YOUR INSTRUCTIONS: Send back all the data below, exactly as given.

Entries from a dataset of interfaces
——————
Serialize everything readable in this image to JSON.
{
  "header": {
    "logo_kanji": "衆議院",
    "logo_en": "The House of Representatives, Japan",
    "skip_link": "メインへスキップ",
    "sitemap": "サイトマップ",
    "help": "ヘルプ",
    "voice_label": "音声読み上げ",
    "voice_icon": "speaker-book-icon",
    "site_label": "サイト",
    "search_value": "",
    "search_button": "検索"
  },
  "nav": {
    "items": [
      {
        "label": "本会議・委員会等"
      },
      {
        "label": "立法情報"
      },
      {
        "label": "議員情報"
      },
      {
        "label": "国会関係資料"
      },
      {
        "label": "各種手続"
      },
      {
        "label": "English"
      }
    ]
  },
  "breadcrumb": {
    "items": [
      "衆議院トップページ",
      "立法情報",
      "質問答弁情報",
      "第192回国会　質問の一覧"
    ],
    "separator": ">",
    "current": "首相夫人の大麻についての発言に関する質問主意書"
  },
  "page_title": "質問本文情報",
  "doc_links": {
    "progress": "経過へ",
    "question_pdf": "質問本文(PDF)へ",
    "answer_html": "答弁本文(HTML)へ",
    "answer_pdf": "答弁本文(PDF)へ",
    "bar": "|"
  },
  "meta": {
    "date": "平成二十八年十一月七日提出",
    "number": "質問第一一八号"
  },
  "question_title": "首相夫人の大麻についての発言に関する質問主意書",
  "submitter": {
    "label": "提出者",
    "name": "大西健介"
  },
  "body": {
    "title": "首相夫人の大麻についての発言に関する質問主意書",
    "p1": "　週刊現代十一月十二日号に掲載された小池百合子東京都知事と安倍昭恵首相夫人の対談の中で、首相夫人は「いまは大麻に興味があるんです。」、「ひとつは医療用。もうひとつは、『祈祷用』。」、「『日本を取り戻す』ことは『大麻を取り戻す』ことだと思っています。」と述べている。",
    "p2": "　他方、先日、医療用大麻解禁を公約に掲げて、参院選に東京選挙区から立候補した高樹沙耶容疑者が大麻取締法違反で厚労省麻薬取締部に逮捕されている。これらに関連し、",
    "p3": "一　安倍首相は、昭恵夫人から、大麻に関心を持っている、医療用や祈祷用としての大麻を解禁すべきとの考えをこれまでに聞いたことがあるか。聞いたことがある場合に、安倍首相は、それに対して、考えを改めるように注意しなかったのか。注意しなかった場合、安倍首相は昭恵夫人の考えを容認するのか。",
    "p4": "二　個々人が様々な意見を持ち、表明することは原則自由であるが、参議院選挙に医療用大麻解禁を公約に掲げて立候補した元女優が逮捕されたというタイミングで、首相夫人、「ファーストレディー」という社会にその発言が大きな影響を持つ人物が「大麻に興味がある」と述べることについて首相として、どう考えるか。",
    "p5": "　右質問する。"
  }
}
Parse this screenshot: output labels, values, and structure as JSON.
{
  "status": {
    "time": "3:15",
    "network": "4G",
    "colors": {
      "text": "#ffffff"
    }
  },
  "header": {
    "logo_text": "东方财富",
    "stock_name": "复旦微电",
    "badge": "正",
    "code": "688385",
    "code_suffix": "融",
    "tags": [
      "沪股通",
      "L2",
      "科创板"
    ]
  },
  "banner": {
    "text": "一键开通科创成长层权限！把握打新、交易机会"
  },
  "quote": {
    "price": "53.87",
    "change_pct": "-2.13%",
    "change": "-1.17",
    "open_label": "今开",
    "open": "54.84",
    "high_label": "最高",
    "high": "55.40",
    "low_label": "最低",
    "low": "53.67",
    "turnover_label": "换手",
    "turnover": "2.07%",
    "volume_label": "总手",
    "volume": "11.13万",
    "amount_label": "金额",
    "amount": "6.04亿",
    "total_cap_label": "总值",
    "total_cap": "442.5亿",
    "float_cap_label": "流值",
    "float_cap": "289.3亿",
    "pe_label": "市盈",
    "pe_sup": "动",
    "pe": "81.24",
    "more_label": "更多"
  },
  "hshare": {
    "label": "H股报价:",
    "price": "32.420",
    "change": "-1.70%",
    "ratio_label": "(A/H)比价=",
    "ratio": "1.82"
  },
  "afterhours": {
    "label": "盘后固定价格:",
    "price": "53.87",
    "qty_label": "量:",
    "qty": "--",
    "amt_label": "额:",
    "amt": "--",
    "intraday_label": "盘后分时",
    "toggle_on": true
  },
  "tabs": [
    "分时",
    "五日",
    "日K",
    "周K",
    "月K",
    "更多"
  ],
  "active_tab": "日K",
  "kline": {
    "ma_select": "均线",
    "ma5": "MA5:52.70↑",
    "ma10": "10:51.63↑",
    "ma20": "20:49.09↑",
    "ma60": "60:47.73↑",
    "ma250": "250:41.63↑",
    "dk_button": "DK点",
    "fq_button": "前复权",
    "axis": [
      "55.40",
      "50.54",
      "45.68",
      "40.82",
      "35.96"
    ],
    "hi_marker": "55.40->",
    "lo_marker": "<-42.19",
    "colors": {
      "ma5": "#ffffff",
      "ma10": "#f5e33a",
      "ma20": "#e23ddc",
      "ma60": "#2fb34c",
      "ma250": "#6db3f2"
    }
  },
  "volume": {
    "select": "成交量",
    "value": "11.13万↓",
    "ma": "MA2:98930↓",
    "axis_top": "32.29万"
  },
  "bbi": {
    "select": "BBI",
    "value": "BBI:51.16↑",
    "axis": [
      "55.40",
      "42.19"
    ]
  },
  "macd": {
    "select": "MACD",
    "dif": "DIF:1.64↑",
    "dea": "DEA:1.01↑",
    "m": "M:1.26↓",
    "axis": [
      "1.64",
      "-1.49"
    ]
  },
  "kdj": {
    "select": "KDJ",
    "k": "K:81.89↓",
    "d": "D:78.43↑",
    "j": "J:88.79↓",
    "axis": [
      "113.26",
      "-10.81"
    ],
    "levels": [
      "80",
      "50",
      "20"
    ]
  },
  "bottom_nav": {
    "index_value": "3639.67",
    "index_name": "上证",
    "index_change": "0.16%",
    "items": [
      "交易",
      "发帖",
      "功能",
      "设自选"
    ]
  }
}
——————
ANSWER FOR THE TASK:
Serialize everything readable in this image to JSON.
{
  "header": {
    "logo_kanji": "衆議院",
    "logo_en": "The House of Representatives, Japan",
    "skip_link": "メインへスキップ",
    "sitemap": "サイトマップ",
    "help": "ヘルプ",
    "voice_label": "音声読み上げ",
    "voice_icon": "speaker-book-icon",
    "site_label": "サイト",
    "search_value": "",
    "search_button": "検索"
  },
  "nav": {
    "items": [
      {
        "label": "本会議・委員会等"
      },
      {
        "label": "立法情報"
      },
      {
        "label": "議員情報"
      },
      {
        "label": "国会関係資料"
      },
      {
        "label": "各種手続"
      },
      {
        "label": "English"
      }
    ]
  },
  "breadcrumb": {
    "items": [
      "衆議院トップページ",
      "立法情報",
      "質問答弁情報",
      "第192回国会　質問の一覧"
    ],
    "separator": ">",
    "current": "首相夫人の大麻についての発言に関する質問主意書"
  },
  "page_title": "質問本文情報",
  "doc_links": {
    "progress": "経過へ",
    "question_pdf": "質問本文(PDF)へ",
    "answer_html": "答弁本文(HTML)へ",
    "answer_pdf": "答弁本文(PDF)へ",
    "bar": "|"
  },
  "meta": {
    "date": "平成二十八年十一月七日提出",
    "number": "質問第一一八号"
  },
  "question_title": "首相夫人の大麻についての発言に関する質問主意書",
  "submitter": {
    "label": "提出者",
    "name": "大西健介"
  },
  "body": {
    "title": "首相夫人の大麻についての発言に関する質問主意書",
    "p1": "　週刊現代十一月十二日号に掲載された小池百合子東京都知事と安倍昭恵首相夫人の対談の中で、首相夫人は「いまは大麻に興味があるんです。」、「ひとつは医療用。もうひとつは、『祈祷用』。」、「『日本を取り戻す』ことは『大麻を取り戻す』ことだと思っています。」と述べている。",
    "p2": "　他方、先日、医療用大麻解禁を公約に掲げて、参院選に東京選挙区から立候補した高樹沙耶容疑者が大麻取締法違反で厚労省麻薬取締部に逮捕されている。これらに関連し、",
    "p3": "一　安倍首相は、昭恵夫人から、大麻に関心を持っている、医療用や祈祷用としての大麻を解禁すべきとの考えをこれまでに聞いたことがあるか。聞いたことがある場合に、安倍首相は、それに対して、考えを改めるように注意しなかったのか。注意しなかった場合、安倍首相は昭恵夫人の考えを容認するのか。",
    "p4": "二　個々人が様々な意見を持ち、表明することは原則自由であるが、参議院選挙に医療用大麻解禁を公約に掲げて立候補した元女優が逮捕されたというタイミングで、首相夫人、「ファーストレディー」という社会にその発言が大きな影響を持つ人物が「大麻に興味がある」と述べることについて首相として、どう考えるか。",
    "p5": "　右質問する。"
  }
}
Parse this screenshot: output labels, values, and structure as JSON.
{
  "status": {
    "time": "3:15",
    "network": "4G",
    "colors": {
      "text": "#ffffff"
    }
  },
  "header": {
    "logo_text": "东方财富",
    "stock_name": "复旦微电",
    "badge": "正",
    "code": "688385",
    "code_suffix": "融",
    "tags": [
      "沪股通",
      "L2",
      "科创板"
    ]
  },
  "banner": {
    "text": "一键开通科创成长层权限！把握打新、交易机会"
  },
  "quote": {
    "price": "53.87",
    "change_pct": "-2.13%",
    "change": "-1.17",
    "open_label": "今开",
    "open": "54.84",
    "high_label": "最高",
    "high": "55.40",
    "low_label": "最低",
    "low": "53.67",
    "turnover_label": "换手",
    "turnover": "2.07%",
    "volume_label": "总手",
    "volume": "11.13万",
    "amount_label": "金额",
    "amount": "6.04亿",
    "total_cap_label": "总值",
    "total_cap": "442.5亿",
    "float_cap_label": "流值",
    "float_cap": "289.3亿",
    "pe_label": "市盈",
    "pe_sup": "动",
    "pe": "81.24",
    "more_label": "更多"
  },
  "hshare": {
    "label": "H股报价:",
    "price": "32.420",
    "change": "-1.70%",
    "ratio_label": "(A/H)比价=",
    "ratio": "1.82"
  },
  "afterhours": {
    "label": "盘后固定价格:",
    "price": "53.87",
    "qty_label": "量:",
    "qty": "--",
    "amt_label": "额:",
    "amt": "--",
    "intraday_label": "盘后分时",
    "toggle_on": true
  },
  "tabs": [
    "分时",
    "五日",
    "日K",
    "周K",
    "月K",
    "更多"
  ],
  "active_tab": "日K",
  "kline": {
    "ma_select": "均线",
    "ma5": "MA5:52.70↑",
    "ma10": "10:51.63↑",
    "ma20": "20:49.09↑",
    "ma60": "60:47.73↑",
    "ma250": "250:41.63↑",
    "dk_button": "DK点",
    "fq_button": "前复权",
    "axis": [
      "55.40",
      "50.54",
      "45.68",
      "40.82",
      "35.96"
    ],
    "hi_marker": "55.40->",
    "lo_marker": "<-42.19",
    "colors": {
      "ma5": "#ffffff",
      "ma10": "#f5e33a",
      "ma20": "#e23ddc",
      "ma60": "#2fb34c",
      "ma250": "#6db3f2"
    }
  },
  "volume": {
    "select": "成交量",
    "value": "11.13万↓",
    "ma": "MA2:98930↓",
    "axis_top": "32.29万"
  },
  "bbi": {
    "select": "BBI",
    "value": "BBI:51.16↑",
    "axis": [
      "55.40",
      "42.19"
    ]
  },
  "macd": {
    "select": "MACD",
    "dif": "DIF:1.64↑",
    "dea": "DEA:1.01↑",
    "m": "M:1.26↓",
    "axis": [
      "1.64",
      "-1.49"
    ]
  },
  "kdj": {
    "select": "KDJ",
    "k": "K:81.89↓",
    "d": "D:78.43↑",
    "j": "J:88.79↓",
    "axis": [
      "113.26",
      "-10.81"
    ],
    "levels": [
      "80",
      "50",
      "20"
    ]
  },
  "bottom_nav": {
    "index_value": "3639.67",
    "index_name": "上证",
    "index_change": "0.16%",
    "items": [
      "交易",
      "发帖",
      "功能",
      "设自选"
    ]
  }
}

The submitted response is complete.